__DIRECTIONS__. In the entries below, count every line containing "Spatial". Return the number and nothing else.
━━ DATA SUPPLIED ━━
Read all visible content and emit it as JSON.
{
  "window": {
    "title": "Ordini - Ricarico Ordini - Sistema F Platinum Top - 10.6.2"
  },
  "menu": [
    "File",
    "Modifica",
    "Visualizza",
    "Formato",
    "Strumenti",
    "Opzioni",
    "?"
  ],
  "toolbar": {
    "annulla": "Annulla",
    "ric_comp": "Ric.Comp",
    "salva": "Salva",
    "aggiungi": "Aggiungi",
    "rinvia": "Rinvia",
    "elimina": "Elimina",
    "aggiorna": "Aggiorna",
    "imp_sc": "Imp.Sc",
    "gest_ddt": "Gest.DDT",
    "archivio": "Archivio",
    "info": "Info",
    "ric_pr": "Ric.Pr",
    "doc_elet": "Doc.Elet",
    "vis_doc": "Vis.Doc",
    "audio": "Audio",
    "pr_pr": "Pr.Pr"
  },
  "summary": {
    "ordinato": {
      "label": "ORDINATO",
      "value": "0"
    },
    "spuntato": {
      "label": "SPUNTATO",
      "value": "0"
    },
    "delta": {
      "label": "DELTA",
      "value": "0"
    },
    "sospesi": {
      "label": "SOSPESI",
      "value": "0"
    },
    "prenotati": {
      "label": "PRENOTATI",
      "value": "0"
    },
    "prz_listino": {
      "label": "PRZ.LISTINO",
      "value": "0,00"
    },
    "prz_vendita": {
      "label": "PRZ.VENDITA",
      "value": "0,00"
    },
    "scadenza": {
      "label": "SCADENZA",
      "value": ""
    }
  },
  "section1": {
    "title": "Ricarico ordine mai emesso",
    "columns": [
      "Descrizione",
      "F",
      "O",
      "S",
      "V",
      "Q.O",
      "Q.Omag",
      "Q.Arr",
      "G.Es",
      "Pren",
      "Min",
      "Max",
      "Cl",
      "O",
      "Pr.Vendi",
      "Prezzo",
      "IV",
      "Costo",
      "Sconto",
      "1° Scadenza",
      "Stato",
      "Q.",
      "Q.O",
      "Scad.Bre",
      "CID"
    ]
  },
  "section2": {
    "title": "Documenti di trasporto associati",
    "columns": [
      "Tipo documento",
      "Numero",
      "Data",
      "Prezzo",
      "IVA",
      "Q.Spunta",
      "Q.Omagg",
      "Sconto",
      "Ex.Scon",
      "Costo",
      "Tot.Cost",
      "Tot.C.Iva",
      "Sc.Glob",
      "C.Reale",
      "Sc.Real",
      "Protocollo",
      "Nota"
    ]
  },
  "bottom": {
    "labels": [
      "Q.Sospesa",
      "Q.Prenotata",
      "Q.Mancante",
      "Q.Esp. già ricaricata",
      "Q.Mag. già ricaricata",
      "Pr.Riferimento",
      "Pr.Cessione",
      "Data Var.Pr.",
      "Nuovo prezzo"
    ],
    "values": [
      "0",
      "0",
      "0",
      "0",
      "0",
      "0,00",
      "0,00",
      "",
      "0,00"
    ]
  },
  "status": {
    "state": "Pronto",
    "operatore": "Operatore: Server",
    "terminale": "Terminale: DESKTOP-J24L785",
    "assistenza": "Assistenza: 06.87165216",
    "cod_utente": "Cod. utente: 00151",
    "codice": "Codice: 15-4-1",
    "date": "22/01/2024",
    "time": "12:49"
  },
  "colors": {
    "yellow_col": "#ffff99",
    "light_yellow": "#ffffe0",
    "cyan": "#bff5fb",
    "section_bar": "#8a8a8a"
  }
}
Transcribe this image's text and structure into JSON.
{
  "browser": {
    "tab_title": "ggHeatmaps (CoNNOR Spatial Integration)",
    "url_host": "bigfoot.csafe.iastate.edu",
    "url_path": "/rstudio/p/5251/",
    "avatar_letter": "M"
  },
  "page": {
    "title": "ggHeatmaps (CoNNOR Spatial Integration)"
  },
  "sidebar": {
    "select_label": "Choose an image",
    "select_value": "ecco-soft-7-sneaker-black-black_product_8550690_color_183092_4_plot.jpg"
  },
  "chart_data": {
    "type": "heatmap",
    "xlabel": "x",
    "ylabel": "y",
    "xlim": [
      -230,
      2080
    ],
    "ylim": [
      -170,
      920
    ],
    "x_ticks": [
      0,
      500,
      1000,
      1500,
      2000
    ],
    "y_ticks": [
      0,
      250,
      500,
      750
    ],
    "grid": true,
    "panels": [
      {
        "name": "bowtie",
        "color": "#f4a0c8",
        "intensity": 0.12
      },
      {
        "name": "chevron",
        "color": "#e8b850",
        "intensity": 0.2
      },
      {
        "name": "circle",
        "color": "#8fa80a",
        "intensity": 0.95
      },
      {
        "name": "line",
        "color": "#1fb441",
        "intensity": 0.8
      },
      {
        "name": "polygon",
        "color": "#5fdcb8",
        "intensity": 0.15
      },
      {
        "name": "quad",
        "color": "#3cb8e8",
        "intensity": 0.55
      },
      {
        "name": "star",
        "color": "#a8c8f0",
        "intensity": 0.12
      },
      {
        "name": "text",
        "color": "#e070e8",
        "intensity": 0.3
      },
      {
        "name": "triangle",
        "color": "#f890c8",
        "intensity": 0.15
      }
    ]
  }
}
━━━
__RESPONSE BOX__. 2